Much has been written about the challenges my generation, millennials (ages 20–34), pose to organizations. Some say we have, what my elementary school principal dubbed, “inflated self-worth.” Some say we feel entitled. Some say we have the attention span of a fly. Regardless of the validity of these viewpoints, one thing is certain: Very soon we will be in leadership positions. Organizations need millennials to step up to the challenge, and millennials need organizations to engage them.
A major frustration organizations experience with millennials is our transient nature. Millennials are projected to have 15-20 jobs in their lifetime. Consequently, organizations are trying to figure out how to keep their young talent from job-hopping by investing in perks, programs, and facilities meant to retain and engage them.

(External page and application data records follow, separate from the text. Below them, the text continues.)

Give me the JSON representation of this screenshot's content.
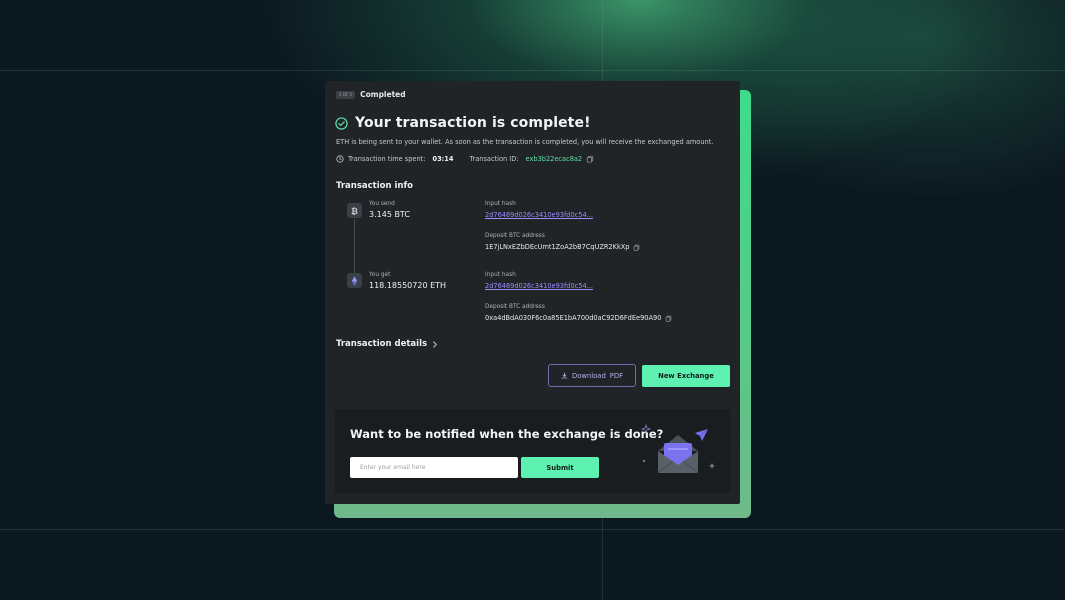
{
  "step": {
    "badge": "5 OF 5",
    "label": "Completed"
  },
  "header": {
    "title": "Your transaction is complete!",
    "subtitle": "ETH is being sent to your wallet. As soon as the transaction is completed, you will receive the exchanged amount."
  },
  "meta": {
    "time_label": "Transaction time spent:",
    "time_value": "03:14",
    "id_label": "Transaction ID:",
    "id_value": "exb3b22ecac8a2"
  },
  "transaction_info": {
    "title": "Transaction info",
    "send": {
      "label": "You send",
      "amount": "3.145 BTC",
      "hash_label": "Input hash",
      "hash": "2d76469d026c3410e93fd0c54...",
      "address_label": "Deposit BTC address",
      "address": "1E7jLNxEZbDEcUmt1ZoA2bB7CqUZR2KkXp"
    },
    "get": {
      "label": "You get",
      "amount": "118.18550720 ETH",
      "hash_label": "Input hash",
      "hash": "2d76469d026c3410e93fd0c54...",
      "address_label": "Deposit BTC address",
      "address": "0xa4dBdA030F6c0a85E1bA700d0aC92D6FdEe90A90"
    }
  },
  "details": {
    "label": "Transaction details"
  },
  "actions": {
    "download_label": "Download",
    "download_suffix": "PDF",
    "new_exchange_label": "New Exchange"
  },
  "notify": {
    "title": "Want to be notified when the exchange is done?",
    "email_placeholder": "Enter your email here",
    "submit_label": "Submit"
  },
  "colors": {
    "accent_green": "#5ef2b2",
    "link_purple": "#9b8cff",
    "card_bg": "#202427"
  },
  "icons": {
    "check": "check-circle-icon",
    "clock": "clock-icon",
    "copy": "copy-icon",
    "bitcoin": "bitcoin-icon",
    "ethereum": "ethereum-icon",
    "chevron": "chevron-right-icon",
    "download": "download-icon",
    "envelope": "envelope-icon"
  }
}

For my master’s degree research, I investigated how millennials want their employers to engage them, and the findings surprised me. Of the nearly 100 research subjects surveyed, not one wanted a workplace gym, a cafeteria keg, a puppy beneath their desk, or the ability to telecommute. Surely, those perks are alluring, but what keeps these millennials engaged and committed to their employers is actually much easier for organizations to deliver.
Want one-on-one time with superiors
We want meaningful face-to-face time with those who came before us. Whether through mentorship, weekly one-on-one check-ins, or having coffee together; we want to forge meaningful relationship with our managers, supervisors and leaders.